Things I can now check off my list of life experiences: emergency appendicitis surgery in Bangladesh.

I never thought I’d be able to say that but here I am, still in my hospital bed in Dhaka, waiting to be discharged after about a week of pain, trauma, drama, cute but sometimes cold nurses, skinnier than I’ve been in years, trying to find the right mixture of words to describe the whole experience. To those who’ve followed the drama on Facebook, much of this will be repeated but I’ll include some of the details I left out over the course of the week. After finally having recovered from my foot trauma last week, I found myself suffering from some mild stomach pains. Dismissing them as hunger pains from not having consumed much the day before, I ate what I could find in my friend’s fridge and hoped it would go away. The pain increased, feeling like I had a small sharp rock in my side. Unable to finish dinner, I went to bed hoping to feel better in the morning. After a night of sweating repetitively and feeling the stomach pain increase steadily, a visit to the nearest hospital seemed like the best course of action.

Continuing (August 1st, 2012)

Arriving at a nearby private hospital, the first two doctors I consulted with agreed that it seemed like appendicitis. X-rays, CT scans, blood tests, etc. and that remained the diagnosis. Thanks to my good friend and the other Bangladesh Peace Fellow Adam Kruse, I was able to get in contact with the U.S. embassy doctor, who recommended that I get a second opinion and treatment if necessary from another hospital he was more familiar with. After some time spent trying to get myself discharged, I managed to get out of the hospital and catch a ride, courtesy of my friend Frisca, to the other hospital. At Apollo Hospital, the surgeon and his consultant both agreed that it was appendicitis and that the best course of action was to operate. Trusting the word of Doc Solomon from the U.S. embassy, and getting a good feeling from these surgeons, I agreed to proceed. I vaguely remember being wheeled into surgery and being assured by the anesthesiologist that he would “make my pain disappear”. Next thing I know, I woke up in an unfamiliar room, groggy and in a lot of pain. When I finally regained what seemed like full consciousness, the doctors visited me and let me know that my appendix had been infected and gangrenous, and had burst before they could remove it, but that the surgery had went well and now we just had to wait for signs of infection.

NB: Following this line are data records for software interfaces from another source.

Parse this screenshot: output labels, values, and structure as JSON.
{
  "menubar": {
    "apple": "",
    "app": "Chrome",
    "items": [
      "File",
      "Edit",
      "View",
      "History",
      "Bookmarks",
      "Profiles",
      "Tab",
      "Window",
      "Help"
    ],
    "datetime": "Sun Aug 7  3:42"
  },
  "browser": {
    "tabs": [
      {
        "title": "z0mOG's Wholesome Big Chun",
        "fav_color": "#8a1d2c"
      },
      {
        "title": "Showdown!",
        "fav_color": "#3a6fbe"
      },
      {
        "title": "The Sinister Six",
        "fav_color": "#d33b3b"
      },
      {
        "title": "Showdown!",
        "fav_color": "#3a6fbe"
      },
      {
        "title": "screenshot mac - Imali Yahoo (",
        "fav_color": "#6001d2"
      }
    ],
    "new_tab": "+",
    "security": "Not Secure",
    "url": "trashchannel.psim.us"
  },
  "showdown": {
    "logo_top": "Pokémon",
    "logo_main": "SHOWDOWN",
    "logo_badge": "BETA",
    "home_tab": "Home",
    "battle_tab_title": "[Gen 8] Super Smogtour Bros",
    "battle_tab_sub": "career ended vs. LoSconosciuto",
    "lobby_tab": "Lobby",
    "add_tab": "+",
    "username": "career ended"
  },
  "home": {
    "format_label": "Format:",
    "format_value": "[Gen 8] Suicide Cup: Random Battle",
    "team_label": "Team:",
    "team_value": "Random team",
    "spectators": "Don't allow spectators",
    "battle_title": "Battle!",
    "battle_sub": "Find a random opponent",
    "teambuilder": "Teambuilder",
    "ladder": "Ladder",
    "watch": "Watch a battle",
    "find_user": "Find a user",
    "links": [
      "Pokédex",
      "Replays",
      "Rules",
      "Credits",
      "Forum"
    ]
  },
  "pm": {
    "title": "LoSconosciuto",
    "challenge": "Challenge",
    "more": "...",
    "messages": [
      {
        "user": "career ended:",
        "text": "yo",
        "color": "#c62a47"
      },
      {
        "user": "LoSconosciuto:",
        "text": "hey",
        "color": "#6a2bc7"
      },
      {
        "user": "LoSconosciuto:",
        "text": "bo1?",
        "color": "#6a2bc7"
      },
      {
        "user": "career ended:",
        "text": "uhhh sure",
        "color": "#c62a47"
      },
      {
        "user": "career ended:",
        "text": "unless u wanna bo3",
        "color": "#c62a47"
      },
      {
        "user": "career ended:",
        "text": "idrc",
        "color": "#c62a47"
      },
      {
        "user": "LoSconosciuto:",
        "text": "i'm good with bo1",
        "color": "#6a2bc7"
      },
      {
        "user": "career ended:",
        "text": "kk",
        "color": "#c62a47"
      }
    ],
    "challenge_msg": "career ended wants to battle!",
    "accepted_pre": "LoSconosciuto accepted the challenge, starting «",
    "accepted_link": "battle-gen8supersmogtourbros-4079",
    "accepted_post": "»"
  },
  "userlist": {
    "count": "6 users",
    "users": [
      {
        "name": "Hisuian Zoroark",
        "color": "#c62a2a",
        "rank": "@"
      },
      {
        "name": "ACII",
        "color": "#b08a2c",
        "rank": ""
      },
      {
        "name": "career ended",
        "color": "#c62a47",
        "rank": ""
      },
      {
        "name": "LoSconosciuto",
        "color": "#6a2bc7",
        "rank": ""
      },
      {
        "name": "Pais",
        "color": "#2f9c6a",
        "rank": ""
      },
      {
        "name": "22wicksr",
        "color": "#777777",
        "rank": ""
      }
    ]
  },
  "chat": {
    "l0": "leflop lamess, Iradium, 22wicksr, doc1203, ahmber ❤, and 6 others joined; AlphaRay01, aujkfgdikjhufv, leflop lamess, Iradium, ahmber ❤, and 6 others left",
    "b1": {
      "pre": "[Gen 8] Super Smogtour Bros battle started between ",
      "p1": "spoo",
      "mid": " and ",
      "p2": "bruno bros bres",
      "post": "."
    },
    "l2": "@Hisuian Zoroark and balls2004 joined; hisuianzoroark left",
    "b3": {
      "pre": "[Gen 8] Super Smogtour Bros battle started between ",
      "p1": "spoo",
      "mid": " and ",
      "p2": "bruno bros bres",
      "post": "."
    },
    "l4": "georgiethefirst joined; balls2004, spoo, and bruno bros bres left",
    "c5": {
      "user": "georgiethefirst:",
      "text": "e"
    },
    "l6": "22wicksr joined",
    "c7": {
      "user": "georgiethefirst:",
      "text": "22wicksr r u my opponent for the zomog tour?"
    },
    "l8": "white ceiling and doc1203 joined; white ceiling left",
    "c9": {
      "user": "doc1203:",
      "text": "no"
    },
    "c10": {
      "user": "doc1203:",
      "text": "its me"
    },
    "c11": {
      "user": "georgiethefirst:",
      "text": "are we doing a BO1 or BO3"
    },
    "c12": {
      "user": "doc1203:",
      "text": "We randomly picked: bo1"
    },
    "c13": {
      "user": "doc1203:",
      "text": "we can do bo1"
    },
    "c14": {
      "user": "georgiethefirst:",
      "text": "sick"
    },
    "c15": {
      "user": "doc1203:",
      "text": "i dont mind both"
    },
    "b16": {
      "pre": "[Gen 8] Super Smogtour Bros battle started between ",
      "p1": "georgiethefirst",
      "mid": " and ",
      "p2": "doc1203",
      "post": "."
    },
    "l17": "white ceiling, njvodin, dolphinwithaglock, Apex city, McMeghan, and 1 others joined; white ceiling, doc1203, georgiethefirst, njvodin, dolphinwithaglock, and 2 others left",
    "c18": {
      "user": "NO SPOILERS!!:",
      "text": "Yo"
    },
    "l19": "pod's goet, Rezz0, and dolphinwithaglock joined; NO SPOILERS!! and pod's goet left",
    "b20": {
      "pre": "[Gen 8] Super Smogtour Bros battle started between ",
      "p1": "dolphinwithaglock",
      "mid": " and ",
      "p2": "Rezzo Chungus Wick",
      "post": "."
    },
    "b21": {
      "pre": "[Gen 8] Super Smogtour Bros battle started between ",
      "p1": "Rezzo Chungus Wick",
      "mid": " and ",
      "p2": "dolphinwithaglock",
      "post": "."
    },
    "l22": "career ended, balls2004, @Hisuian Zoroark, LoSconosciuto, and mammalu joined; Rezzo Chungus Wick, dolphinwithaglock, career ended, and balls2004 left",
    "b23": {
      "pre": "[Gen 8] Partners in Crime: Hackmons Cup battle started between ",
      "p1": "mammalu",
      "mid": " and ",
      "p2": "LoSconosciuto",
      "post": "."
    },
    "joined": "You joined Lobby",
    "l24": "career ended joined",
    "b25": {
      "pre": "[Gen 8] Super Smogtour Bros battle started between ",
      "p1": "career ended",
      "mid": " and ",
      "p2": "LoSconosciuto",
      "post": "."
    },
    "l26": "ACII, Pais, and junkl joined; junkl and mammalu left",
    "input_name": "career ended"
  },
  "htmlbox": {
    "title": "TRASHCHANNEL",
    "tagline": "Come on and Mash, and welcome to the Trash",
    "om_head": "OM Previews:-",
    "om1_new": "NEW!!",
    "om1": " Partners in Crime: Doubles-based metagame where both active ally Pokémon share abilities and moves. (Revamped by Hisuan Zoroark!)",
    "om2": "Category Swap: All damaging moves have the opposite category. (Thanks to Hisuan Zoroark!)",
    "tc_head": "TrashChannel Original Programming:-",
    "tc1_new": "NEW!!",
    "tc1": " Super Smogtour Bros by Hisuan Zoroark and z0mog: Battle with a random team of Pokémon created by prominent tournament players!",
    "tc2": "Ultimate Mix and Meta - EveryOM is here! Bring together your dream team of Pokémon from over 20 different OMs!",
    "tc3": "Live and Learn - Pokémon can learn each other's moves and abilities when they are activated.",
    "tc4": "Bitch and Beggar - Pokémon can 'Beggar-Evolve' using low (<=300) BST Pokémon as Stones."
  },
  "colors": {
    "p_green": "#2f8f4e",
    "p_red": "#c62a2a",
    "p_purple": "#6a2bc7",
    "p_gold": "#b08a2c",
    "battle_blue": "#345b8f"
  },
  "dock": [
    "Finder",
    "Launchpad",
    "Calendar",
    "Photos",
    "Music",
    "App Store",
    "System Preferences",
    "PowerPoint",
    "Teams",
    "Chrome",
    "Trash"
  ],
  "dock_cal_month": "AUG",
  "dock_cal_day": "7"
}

The next five to six days consisted of a lot of pain, a lot of lying in a hospital bed struggling to talk with Frisca and Adam, and the various nurses and doctors who visited me seemingly every hour. I was poked with multiple needles, IVs, took various medications and had my temperature, pulse and blood pressure checked about a million times while I recovered. My first trip to the bathroom unassisted resulted in me blacking out and smacking my head on the floor. Frisca and Adam kept me entertained as much as possible and I slowly managed to start eating and drinking again, while the medical staff confirmed that there was no infection and I should be able to leave the hospital in a few days.

I can’t really recall much worth going into any more detail over but just wanted to get a summary up of what happened over the past week or so, and then get myself back to my writing, picture taking and other work. I’m staying with Frisca again, trying to regain my strength and recover. I have to go back to the hospital in a couple of days to check in with the cardiologist and make sure my incisions are healing well. Hopefully if things go well with the doc, I’ll be able to head back to Sonargaon soon and get back to work. More to come, thanks for reading!

Edit: Also just wanted to add a big thank you to Karin Orr at Advocacy Project for being supportive and communicative through this whole ordeal. And thank you to my friends and family who’ve been kind enough to offer support and love via emails, Facebook and Skype. I’m very fortunate to know some awesome people. :)

Posted By Matthew Becker

Posted Aug 1st, 2012

Enter your Comment

Submit

Your email address will not be published. Required fields are marked *

 

 

Fellows

2019
2018
2017
2016
2015
2014
2013
2012
2011
2010
2009
2008
2007
2006
2005
2004
2003